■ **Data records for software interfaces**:
------------------------------------
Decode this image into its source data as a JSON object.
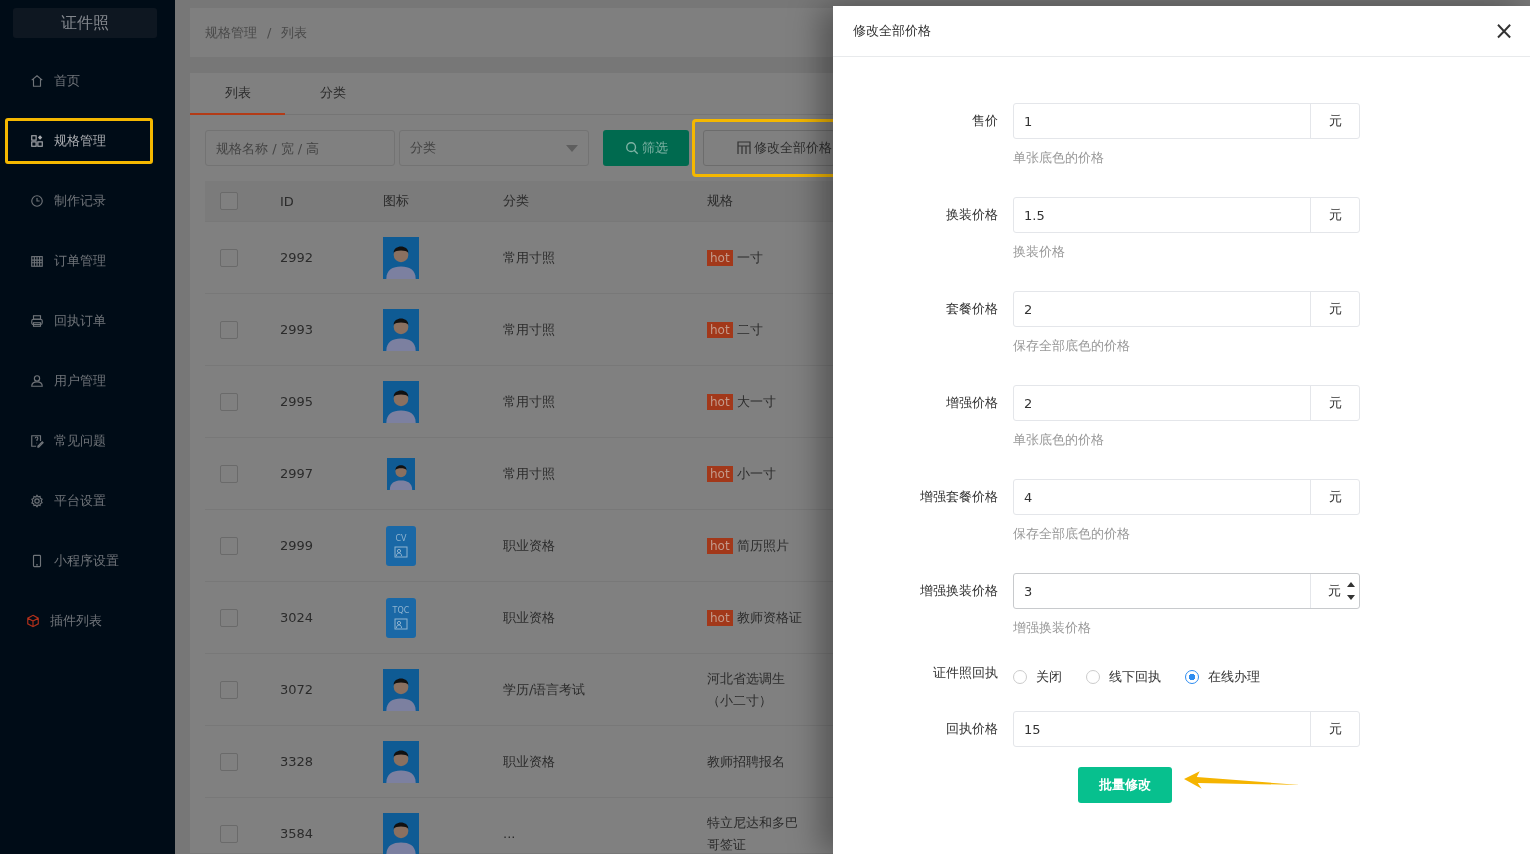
{
  "sidebar": {
    "logo": "证件照",
    "items": [
      {
        "label": "首页",
        "highlighted": false
      },
      {
        "label": "规格管理",
        "highlighted": true
      },
      {
        "label": "制作记录",
        "highlighted": false
      },
      {
        "label": "订单管理",
        "highlighted": false
      },
      {
        "label": "回执订单",
        "highlighted": false
      },
      {
        "label": "用户管理",
        "highlighted": false
      },
      {
        "label": "常见问题",
        "highlighted": false
      },
      {
        "label": "平台设置",
        "highlighted": false
      },
      {
        "label": "小程序设置",
        "highlighted": false
      },
      {
        "label": "插件列表",
        "highlighted": false
      }
    ]
  },
  "breadcrumb": {
    "items": [
      "规格管理",
      "列表"
    ],
    "separator": "/"
  },
  "tabs": [
    {
      "label": "列表",
      "selected": true
    },
    {
      "label": "分类",
      "selected": false
    }
  ],
  "toolbar": {
    "search": {
      "placeholder": "规格名称 / 宽 / 高"
    },
    "category_select": {
      "placeholder": "分类"
    },
    "filter_button": "筛选",
    "edit_all_button": {
      "label": "修改全部价格",
      "highlighted": true
    }
  },
  "table": {
    "header_checked": false,
    "columns": [
      "ID",
      "图标",
      "分类",
      "规格"
    ],
    "rows": [
      {
        "checked": false,
        "id": "2992",
        "icon": {
          "kind": "avatar"
        },
        "category": "常用寸照",
        "tag": "hot",
        "spec": "一寸"
      },
      {
        "checked": false,
        "id": "2993",
        "icon": {
          "kind": "avatar"
        },
        "category": "常用寸照",
        "tag": "hot",
        "spec": "二寸"
      },
      {
        "checked": false,
        "id": "2995",
        "icon": {
          "kind": "avatar"
        },
        "category": "常用寸照",
        "tag": "hot",
        "spec": "大一寸"
      },
      {
        "checked": false,
        "id": "2997",
        "icon": {
          "kind": "avatar_small"
        },
        "category": "常用寸照",
        "tag": "hot",
        "spec": "小一寸"
      },
      {
        "checked": false,
        "id": "2999",
        "icon": {
          "kind": "badge",
          "text": "CV"
        },
        "category": "职业资格",
        "tag": "hot",
        "spec": "简历照片"
      },
      {
        "checked": false,
        "id": "3024",
        "icon": {
          "kind": "badge",
          "text": "TQC"
        },
        "category": "职业资格",
        "tag": "hot",
        "spec": "教师资格证"
      },
      {
        "checked": false,
        "id": "3072",
        "icon": {
          "kind": "avatar"
        },
        "category": "学历/语言考试",
        "spec": "河北省选调生（小二寸）"
      },
      {
        "checked": false,
        "id": "3328",
        "icon": {
          "kind": "avatar"
        },
        "category": "职业资格",
        "spec": "教师招聘报名"
      },
      {
        "checked": false,
        "id": "3584",
        "icon": {
          "kind": "avatar"
        },
        "category": "...",
        "spec": "特立尼达和多巴哥签证"
      }
    ]
  },
  "drawer": {
    "title": "修改全部价格",
    "close": "×",
    "fields": [
      {
        "kind": "number",
        "label": "售价",
        "value": "1",
        "unit": "元",
        "hint": "单张底色的价格",
        "focused": false
      },
      {
        "kind": "number",
        "label": "换装价格",
        "value": "1.5",
        "unit": "元",
        "hint": "换装价格",
        "focused": false
      },
      {
        "kind": "number",
        "label": "套餐价格",
        "value": "2",
        "unit": "元",
        "hint": "保存全部底色的价格",
        "focused": false
      },
      {
        "kind": "number",
        "label": "增强价格",
        "value": "2",
        "unit": "元",
        "hint": "单张底色的价格",
        "focused": false
      },
      {
        "kind": "number",
        "label": "增强套餐价格",
        "value": "4",
        "unit": "元",
        "hint": "保存全部底色的价格",
        "focused": false
      },
      {
        "kind": "number",
        "label": "增强换装价格",
        "value": "3",
        "unit": "元",
        "hint": "增强换装价格",
        "focused": true
      },
      {
        "kind": "radio",
        "label": "证件照回执",
        "options": [
          {
            "label": "关闭",
            "selected": false
          },
          {
            "label": "线下回执",
            "selected": false
          },
          {
            "label": "在线办理",
            "selected": true
          }
        ]
      },
      {
        "kind": "number",
        "label": "回执价格",
        "value": "15",
        "unit": "元",
        "focused": false
      }
    ],
    "submit": {
      "label": "批量修改",
      "highlighted": true
    }
  }
}
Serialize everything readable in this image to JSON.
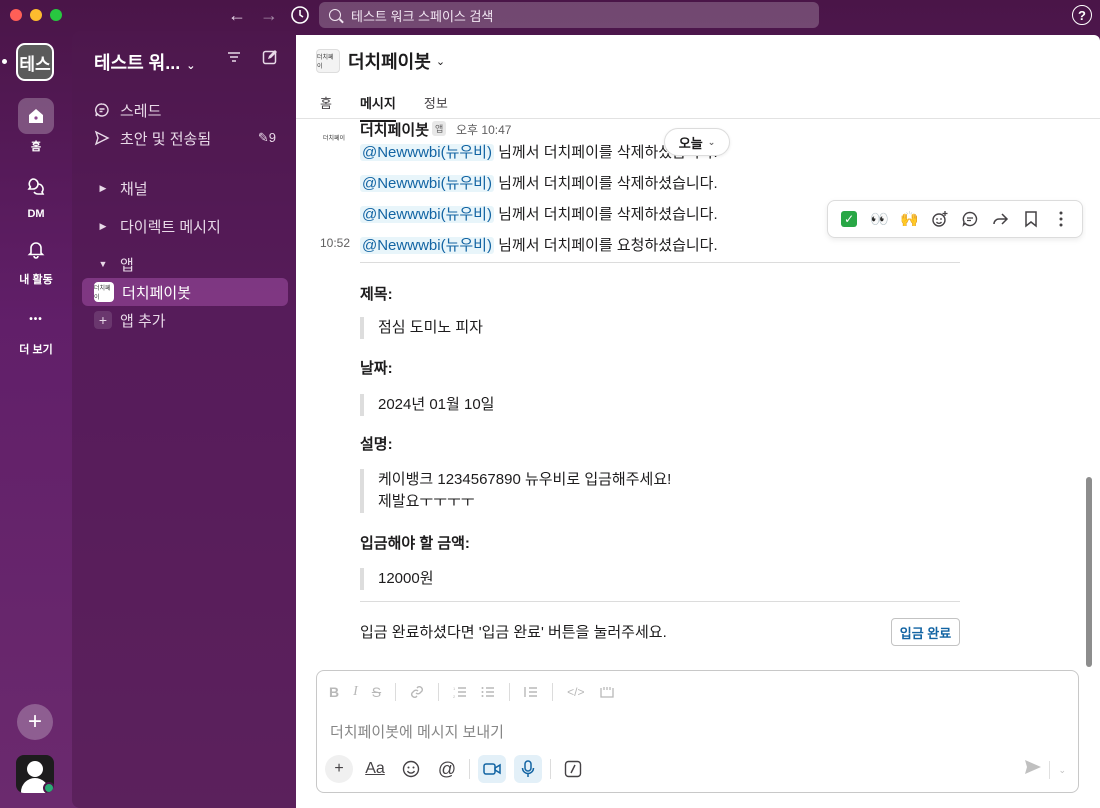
{
  "titlebar": {
    "search_placeholder": "테스트 워크 스페이스 검색",
    "help": "?"
  },
  "rail": {
    "workspace_avatar": "테스",
    "home_label": "홈",
    "dm_label": "DM",
    "activity_label": "내 활동",
    "more_label": "더 보기",
    "more_glyph": "•••"
  },
  "sidebar": {
    "workspace_name": "테스트 워...",
    "threads": "스레드",
    "drafts": "초안 및 전송됨",
    "drafts_count": "9",
    "channels": "채널",
    "direct_messages": "다이렉트 메시지",
    "apps": "앱",
    "app_item": "더치페이봇",
    "add_app": "앱 추가",
    "app_thumb_text": "더치페이"
  },
  "channel": {
    "title": "더치페이봇",
    "tabs": [
      "홈",
      "메시지",
      "정보"
    ],
    "avatar_text": "더치페이"
  },
  "message": {
    "sender": "더치페이봇",
    "app_badge": "앱",
    "time": "오후 10:47",
    "today": "오늘",
    "side_time": "10:52",
    "lines": [
      {
        "mention": "@Newwwbi(뉴우비)",
        "text": " 님께서 더치페이를 삭제하셨습니다."
      },
      {
        "mention": "@Newwwbi(뉴우비)",
        "text": " 님께서 더치페이를 삭제하셨습니다."
      },
      {
        "mention": "@Newwwbi(뉴우비)",
        "text": " 님께서 더치페이를 삭제하셨습니다."
      },
      {
        "mention": "@Newwwbi(뉴우비)",
        "text": " 님께서 더치페이를 요청하셨습니다."
      }
    ],
    "fields": {
      "title_label": "제목:",
      "title_value": "점심 도미노 피자",
      "date_label": "날짜:",
      "date_value": "2024년 01월 10일",
      "desc_label": "설명:",
      "desc_line1": "케이뱅크 1234567890 뉴우비로 입금해주세요!",
      "desc_line2": "제발요ㅜㅜㅜㅜ",
      "amount_label": "입금해야 할 금액:",
      "amount_value": "12000원"
    },
    "footer": "입금 완료하셨다면 '입금 완료' 버튼을 눌러주세요.",
    "deposit_button": "입금 완료"
  },
  "hover_toolbar": {
    "check": "✓",
    "eyes": "👀",
    "clap": "🙌"
  },
  "composer": {
    "placeholder": "더치페이봇에 메시지 보내기"
  }
}
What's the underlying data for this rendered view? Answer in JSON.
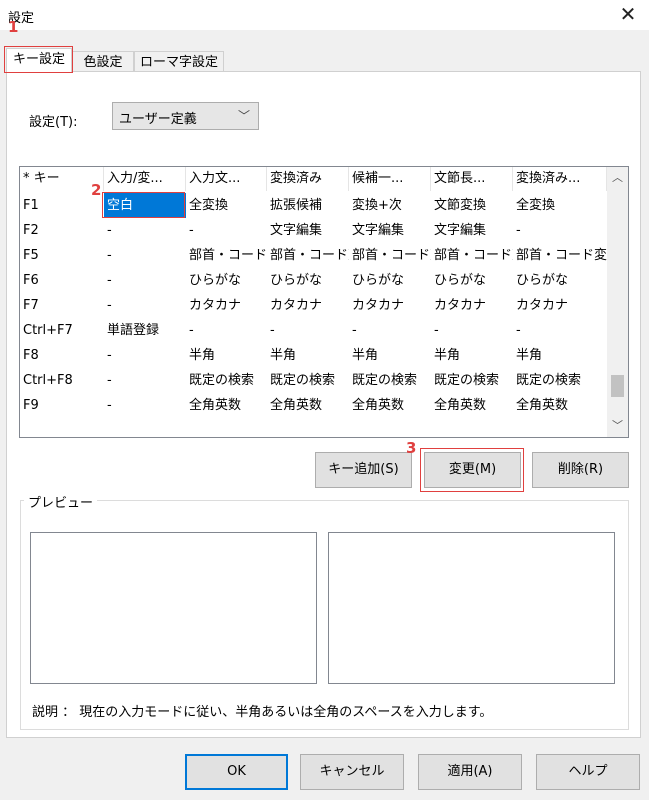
{
  "window": {
    "title": "設定"
  },
  "tabs": [
    {
      "label": "キー設定",
      "active": true
    },
    {
      "label": "色設定",
      "active": false
    },
    {
      "label": "ローマ字設定",
      "active": false
    }
  ],
  "setting": {
    "label": "設定(T):",
    "selected": "ユーザー定義"
  },
  "table": {
    "headers": [
      "* キー",
      "入力/変...",
      "入力文...",
      "変換済み",
      "候補一...",
      "文節長...",
      "変換済み..."
    ],
    "rows": [
      [
        "F1",
        "空白",
        "全変換",
        "拡張候補",
        "変換+次",
        "文節変換",
        "全変換"
      ],
      [
        "F2",
        "-",
        "-",
        "文字編集",
        "文字編集",
        "文字編集",
        "-"
      ],
      [
        "F5",
        "-",
        "部首・コード変換",
        "部首・コード変換",
        "部首・コード変換",
        "部首・コード変換",
        "部首・コード変換"
      ],
      [
        "F6",
        "-",
        "ひらがな",
        "ひらがな",
        "ひらがな",
        "ひらがな",
        "ひらがな"
      ],
      [
        "F7",
        "-",
        "カタカナ",
        "カタカナ",
        "カタカナ",
        "カタカナ",
        "カタカナ"
      ],
      [
        "Ctrl+F7",
        "単語登録",
        "-",
        "-",
        "-",
        "-",
        "-"
      ],
      [
        "F8",
        "-",
        "半角",
        "半角",
        "半角",
        "半角",
        "半角"
      ],
      [
        "Ctrl+F8",
        "-",
        "既定の検索",
        "既定の検索",
        "既定の検索",
        "既定の検索",
        "既定の検索"
      ],
      [
        "F9",
        "-",
        "全角英数",
        "全角英数",
        "全角英数",
        "全角英数",
        "全角英数"
      ]
    ]
  },
  "buttons": {
    "add_key": "キー追加(S)",
    "change": "変更(M)",
    "delete": "削除(R)",
    "ok": "OK",
    "cancel": "キャンセル",
    "apply": "適用(A)",
    "help": "ヘルプ"
  },
  "preview": {
    "label": "プレビュー"
  },
  "description": "説明 ： 現在の入力モードに従い、半角あるいは全角のスペースを入力します。",
  "annotations": {
    "step1": "1",
    "step2": "2",
    "step3": "3"
  },
  "colors": {
    "accent": "#0078d7",
    "highlight": "#e0403f"
  },
  "icons": {
    "close": "close-icon",
    "dropdown": "chevron-down-icon",
    "scroll_up": "chevron-up-icon",
    "scroll_down": "chevron-down-icon"
  }
}
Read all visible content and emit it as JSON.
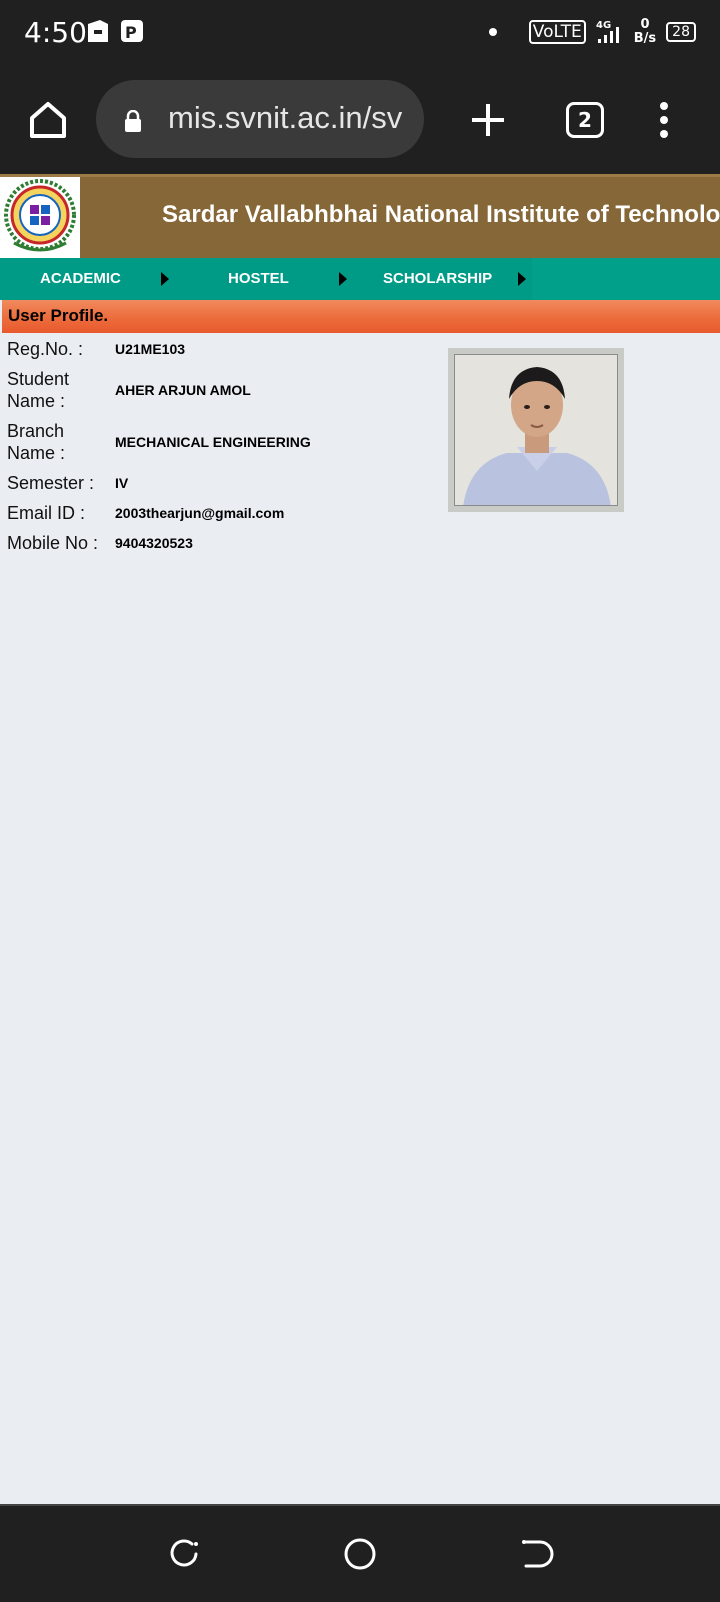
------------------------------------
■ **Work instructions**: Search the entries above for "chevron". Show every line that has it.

■ **Task answer**:
    "dropdown": "chevron-down-icon",
    "scroll_up": "chevron-up-icon",
    "scroll_down": "chevron-down-icon"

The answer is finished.